Replace axle washer and nut and secure tightly.
When should you take them off?
Irrespective of your child’s age, coordination and balance play a crucial role in helping your child ride a bicycle. This is even more so when training wheels aren’t there to provide the added support.
So some physical factors should be taken into consideration before removing the training wheels from your child’s bike. So let’s take a closer look at how certain age groups fare with training wheels.
Three to four years
3 to 4-year-olds are just starting to develop their motor skills and learning balance as well as different movements with their legs and feet.
So they would be more suited to riding three-wheeled vehicles, and at this age, you would need to keep the training wheels on if they’re riding a bike.
Four to five years
By this age, the majority of 4 to 5 years old have developed adequate balance and how to operate a bicycle without training wheels.
However, there’s still a chance they won’t understand the dangers that come along with riding a bike without training wheels.
So since children in this age group are at a higher risk of injury, riding a bike without the training wheels should only be allowed under adult supervision and with the child properly kitted in safety gear.
Six to twelve years
It is recommended that by age six kids are riding a bike without training wheels. By this age most kids have the strength and coordination for regular bike riding.
They’ve learned how to avoid the dangers of riding a bike with help from their parents. Children at this age develop enough strength in their hands to make use of handlebar brakes accurately as well.
Each child is different and learns at their own pace. It is therefore imperative that you never push your child to ride their bike without training wheels unless they agree wholeheartedly on doing so.
How to teach a toddler to ride without training wheels?
You may choose to teach your toddler to ride a bike with or without training wheels. Ultimately, it all boils down to what you feel comfortable with as a parent and which of these options you feel is safest.

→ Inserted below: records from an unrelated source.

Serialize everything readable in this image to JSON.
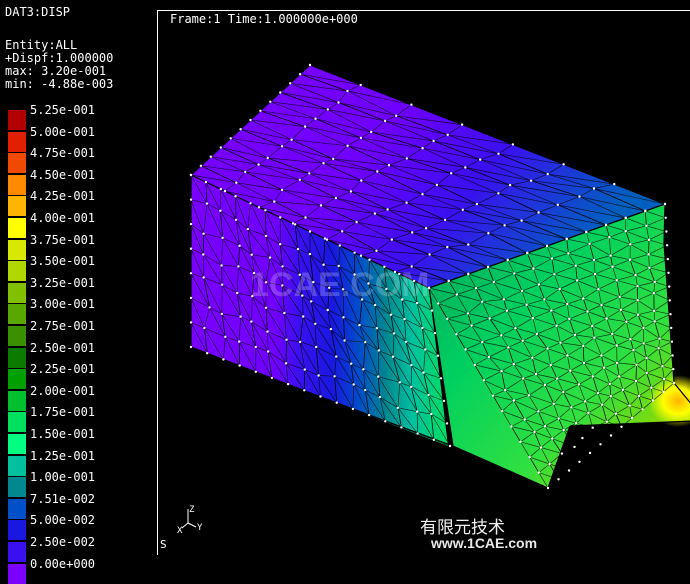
{
  "info": {
    "dataset": "DAT3:DISP",
    "entity": "Entity:ALL",
    "dispf": "+Dispf:1.000000",
    "max": "max: 3.20e-001",
    "min": "min: -4.88e-003"
  },
  "viewport": {
    "frame_title": "Frame:1 Time:1.000000e+000",
    "status": "S",
    "triad": {
      "x": "X",
      "y": "Y",
      "z": "Z"
    }
  },
  "legend": {
    "entries": [
      {
        "label": "5.25e-001",
        "color": "#b00000"
      },
      {
        "label": "5.00e-001",
        "color": "#e02000"
      },
      {
        "label": "4.75e-001",
        "color": "#f04a00"
      },
      {
        "label": "4.50e-001",
        "color": "#ff8a00"
      },
      {
        "label": "4.25e-001",
        "color": "#ffb400"
      },
      {
        "label": "4.00e-001",
        "color": "#ffff00"
      },
      {
        "label": "3.75e-001",
        "color": "#d8e800"
      },
      {
        "label": "3.50e-001",
        "color": "#b0d800"
      },
      {
        "label": "3.25e-001",
        "color": "#80c000"
      },
      {
        "label": "3.00e-001",
        "color": "#58a800"
      },
      {
        "label": "2.75e-001",
        "color": "#3a9000"
      },
      {
        "label": "2.50e-001",
        "color": "#0a7a00"
      },
      {
        "label": "2.25e-001",
        "color": "#00a000"
      },
      {
        "label": "2.00e-001",
        "color": "#00c030"
      },
      {
        "label": "1.75e-001",
        "color": "#00e060"
      },
      {
        "label": "1.50e-001",
        "color": "#00ff80"
      },
      {
        "label": "1.25e-001",
        "color": "#00c0a0"
      },
      {
        "label": "1.00e-001",
        "color": "#008890"
      },
      {
        "label": "7.51e-002",
        "color": "#0050c8"
      },
      {
        "label": "5.00e-002",
        "color": "#1818e0"
      },
      {
        "label": "2.50e-002",
        "color": "#3a10f0"
      },
      {
        "label": "0.00e+000",
        "color": "#7a00ff"
      }
    ]
  },
  "watermark": {
    "center": "1CAE.COM",
    "cn": "有限元技术",
    "url": "www.1CAE.com"
  }
}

However, if you choose to go the route of no training wheels, then you should simply lower the seat to allow your child to push themselves along and learn how to balance on the bicycle.
You should always start by teaching your child in a quiet place that has a tarmac surface. Try to avoid grassy and uneven ground at all costs as this makes learning more difficult.
When teaching a child how to ride, hold on to the child’s torso or under the armpits but never hold on to the handlebars as this will make it even more difficult to get through the process.
By holding onto your child and not the handlebar, they will learn how the bike balances as they lean and you can accelerate that by gently moving the torso from side to side as they ride and you will be able to gradually provide less and less guidance until they are cycling by themselves.
Most kids want to learn how to ride a bike, and it is also an easy way to get them into the fresh air and get some exercise. However, there are even further benefits to teaching a child how to ride a bike.
For one, it strengthens the leg muscles as well as their bones, and the continued exercise will help build their stamina and improve cardiovascular development.
Ultimately it also enhances their coordination and balance, not to mention the sense of achievement and increased confidence that comes from riding a bike independently.